Taken from his blog
How to best remember Kargil
Think about it when a politician from the ruling party last year said there was no reason to rejoice about victory of kargil war because it happened on Indian soil how can such people stooped so low and still be in power. Amazing if for eg in USA some politicians would have said something like that about their veterans he would have got his butt kicked atleast.
My suggestion to netaji if you can't appreciate then please keep your mouth shut.
Pakistan still holds some heights it occupied in kargil war.india could not retrieve all heights.
Highest is with Pakistan and everyday Kashmiris protest against India! And u think they want to be with India???
You know what will this result in? They will become terrorist! This is how terrorist are born! And then whole India....u know wht!
Why dosen't Pakistan give open immigration to all the Kashmiris who do not want to be a part of India? It would solve everything.
I thought Pakistani forces never occupied those heights as per the official pakistani version.

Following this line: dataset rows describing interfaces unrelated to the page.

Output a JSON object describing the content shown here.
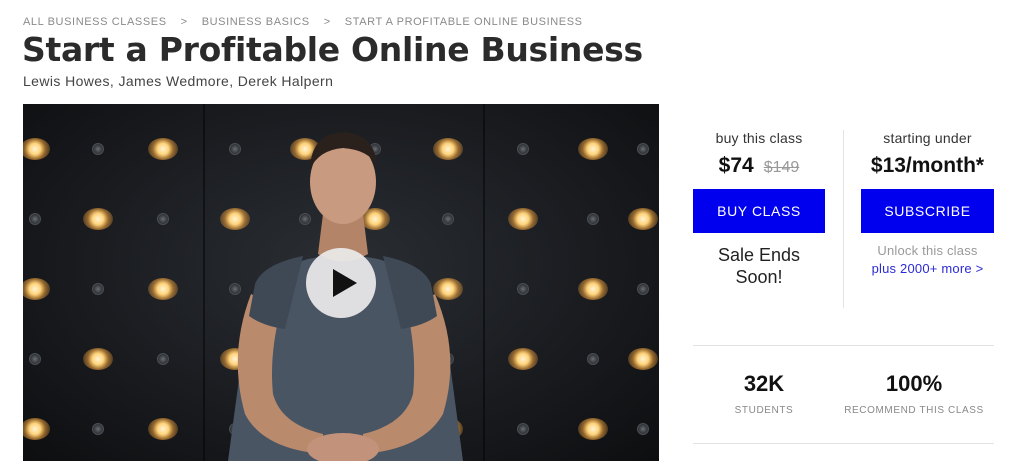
{
  "breadcrumb": {
    "items": [
      "ALL BUSINESS CLASSES",
      "BUSINESS BASICS",
      "START A PROFITABLE ONLINE BUSINESS"
    ],
    "separator": ">"
  },
  "course": {
    "title": "Start a Profitable Online Business",
    "instructors": "Lewis Howes, James Wedmore, Derek Halpern"
  },
  "purchase": {
    "buy_label": "buy this class",
    "price": "$74",
    "original_price": "$149",
    "buy_button": "BUY CLASS",
    "sale_note_line1": "Sale Ends",
    "sale_note_line2": "Soon!",
    "subscribe_label": "starting under",
    "subscribe_price": "$13/month*",
    "subscribe_button": "SUBSCRIBE",
    "unlock_text": "Unlock this class",
    "more_link": "plus 2000+ more >"
  },
  "stats": [
    {
      "value": "32K",
      "caption": "STUDENTS"
    },
    {
      "value": "100%",
      "caption": "RECOMMEND THIS CLASS"
    }
  ],
  "colors": {
    "accent": "#0000ee",
    "link": "#2b2bd6"
  },
  "icons": {
    "play": "play-icon"
  }
}
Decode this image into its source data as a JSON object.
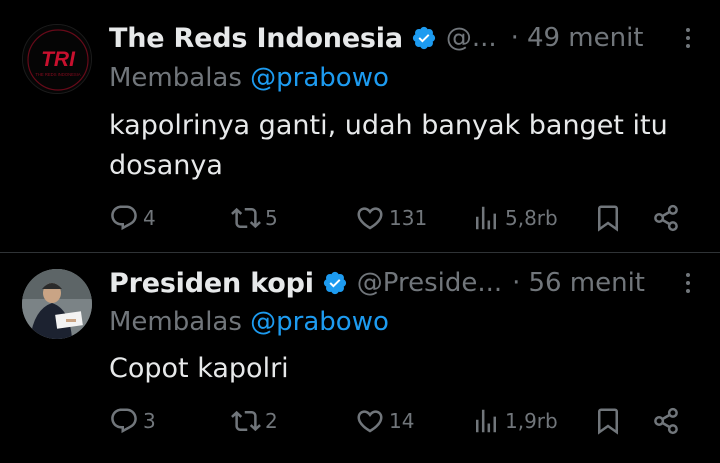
{
  "tweets": [
    {
      "name": "The Reds Indonesia",
      "handle": "@...",
      "separator": "·",
      "time": "49 menit",
      "reply_prefix": "Membalas",
      "reply_mention": "@prabowo",
      "text": "kapolrinya ganti, udah banyak banget itu dosanya",
      "avatar_logo_text": "TRI",
      "avatar_logo_subtext": "THE REDS INDONESIA",
      "counts": {
        "replies": "4",
        "reposts": "5",
        "likes": "131",
        "views": "5,8rb"
      }
    },
    {
      "name": "Presiden kopi",
      "handle": "@Preside...",
      "separator": "·",
      "time": "56 menit",
      "reply_prefix": "Membalas",
      "reply_mention": "@prabowo",
      "text": "Copot kapolri",
      "counts": {
        "replies": "3",
        "reposts": "2",
        "likes": "14",
        "views": "1,9rb"
      }
    }
  ],
  "colors": {
    "background": "#000000",
    "text_primary": "#e7e9ea",
    "text_secondary": "#71767b",
    "link": "#1d9bf0",
    "verified_badge": "#1d9bf0",
    "divider": "#2f3336",
    "logo_red": "#c8102e"
  },
  "icons": [
    "verified-badge-icon",
    "more-options-icon",
    "reply-icon",
    "repost-icon",
    "like-icon",
    "views-icon",
    "bookmark-icon",
    "share-icon"
  ]
}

Is there any bravery in taking over post which were vacant due to heavy snow ??? in our country house/land grabbers do such type of things. May be you are right one or two post might have been with Pakistan, so what who got the ultimate shame and humiliation of loosing the again war, which was started by non other then pakistan.
As per Kashmir is concern, beta your country tried its level best in 1947, 1965, 1971 and 1999 not to forget Siachen attempt and host of small incidents which are not reported, what was the end result, non of the kashmiris were with Pakistan since 1947. Oh almost forget to add the growth and cultivation of crop of terrorists and training camps across the border since 1990's. If we add up all these things i would say that your PA is nothing but shameful organisation, who for serving its own cause has misdirected countries energies towards military confrontation with India. After failing to achieve its goal now Pakistani has moved towards Mumbai attack type terrorist Incident.
At this rate Pakistan is going no where but down.
You know what...take care of the shith*le you call your country first...you know wht.
You know what...get rid of the floodwaters that inundate your country and take care of the 20 mln people out on the streets and starving, with no roof over their heads...you know what.
You know what...stop muddling different subjects in the same thread and sh!tting out your khichdi, you know wht...
If you think you achieved your "objectives", after getting an ass-whooping in Kargil by occupying some "heights", then that can only speak to the smallness of your mind.
As for in the rest of India, people nowadays tend to become tycoons, not terrorists. Can't say the same for the place you occupy, though.
When you stop living off the loans and goodwill of others, when you stop bomb blasts from happening every day in your cuntry, when you stop your largest financial centre from becoming an open-season turkey shoot, then you can talk about India, Kashmir, Afghanistan or anything else...
I rather not mention what we have got.
The name of the operation as per Pakistan, Op Badr, does disservice to the famous battle (turning point in Muhammad's struggle with his opponents among the Quraish in Mecca), which is not the sole property of Pakistan!
Separate names with a comma.